### WHAT TO DO
Would you print the records below without changing anything?

### INFORMATION GIVEN
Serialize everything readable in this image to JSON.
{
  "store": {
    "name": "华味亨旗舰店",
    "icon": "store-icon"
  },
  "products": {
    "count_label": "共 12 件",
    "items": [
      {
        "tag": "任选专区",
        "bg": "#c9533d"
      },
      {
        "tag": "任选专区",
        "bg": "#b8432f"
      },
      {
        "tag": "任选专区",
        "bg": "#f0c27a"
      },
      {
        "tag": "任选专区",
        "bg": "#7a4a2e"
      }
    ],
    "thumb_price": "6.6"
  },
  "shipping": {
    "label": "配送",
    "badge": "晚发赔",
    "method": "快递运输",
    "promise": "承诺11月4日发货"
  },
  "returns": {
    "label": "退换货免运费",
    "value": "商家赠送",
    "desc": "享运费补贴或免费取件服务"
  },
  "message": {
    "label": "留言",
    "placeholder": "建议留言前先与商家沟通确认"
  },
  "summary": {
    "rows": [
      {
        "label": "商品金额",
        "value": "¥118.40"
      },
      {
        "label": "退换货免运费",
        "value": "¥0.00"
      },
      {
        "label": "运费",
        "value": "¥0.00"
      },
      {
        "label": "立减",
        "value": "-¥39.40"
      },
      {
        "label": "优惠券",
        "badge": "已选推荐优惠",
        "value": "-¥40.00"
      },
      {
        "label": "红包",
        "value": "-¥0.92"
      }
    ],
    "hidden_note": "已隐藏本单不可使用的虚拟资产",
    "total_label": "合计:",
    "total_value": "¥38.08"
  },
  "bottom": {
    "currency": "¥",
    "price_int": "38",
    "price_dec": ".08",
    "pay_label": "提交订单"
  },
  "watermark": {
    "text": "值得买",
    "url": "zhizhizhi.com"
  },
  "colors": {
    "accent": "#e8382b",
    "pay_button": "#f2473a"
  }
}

### ANSWER FOR THE TASK
Serialize everything readable in this image to JSON.
{
  "store": {
    "name": "华味亨旗舰店",
    "icon": "store-icon"
  },
  "products": {
    "count_label": "共 12 件",
    "items": [
      {
        "tag": "任选专区",
        "bg": "#c9533d"
      },
      {
        "tag": "任选专区",
        "bg": "#b8432f"
      },
      {
        "tag": "任选专区",
        "bg": "#f0c27a"
      },
      {
        "tag": "任选专区",
        "bg": "#7a4a2e"
      }
    ],
    "thumb_price": "6.6"
  },
  "shipping": {
    "label": "配送",
    "badge": "晚发赔",
    "method": "快递运输",
    "promise": "承诺11月4日发货"
  },
  "returns": {
    "label": "退换货免运费",
    "value": "商家赠送",
    "desc": "享运费补贴或免费取件服务"
  },
  "message": {
    "label": "留言",
    "placeholder": "建议留言前先与商家沟通确认"
  },
  "summary": {
    "rows": [
      {
        "label": "商品金额",
        "value": "¥118.40"
      },
      {
        "label": "退换货免运费",
        "value": "¥0.00"
      },
      {
        "label": "运费",
        "value": "¥0.00"
      },
      {
        "label": "立减",
        "value": "-¥39.40"
      },
      {
        "label": "优惠券",
        "badge": "已选推荐优惠",
        "value": "-¥40.00"
      },
      {
        "label": "红包",
        "value": "-¥0.92"
      }
    ],
    "hidden_note": "已隐藏本单不可使用的虚拟资产",
    "total_label": "合计:",
    "total_value": "¥38.08"
  },
  "bottom": {
    "currency": "¥",
    "price_int": "38",
    "price_dec": ".08",
    "pay_label": "提交订单"
  },
  "watermark": {
    "text": "值得买",
    "url": "zhizhizhi.com"
  },
  "colors": {
    "accent": "#e8382b",
    "pay_button": "#f2473a"
  }
}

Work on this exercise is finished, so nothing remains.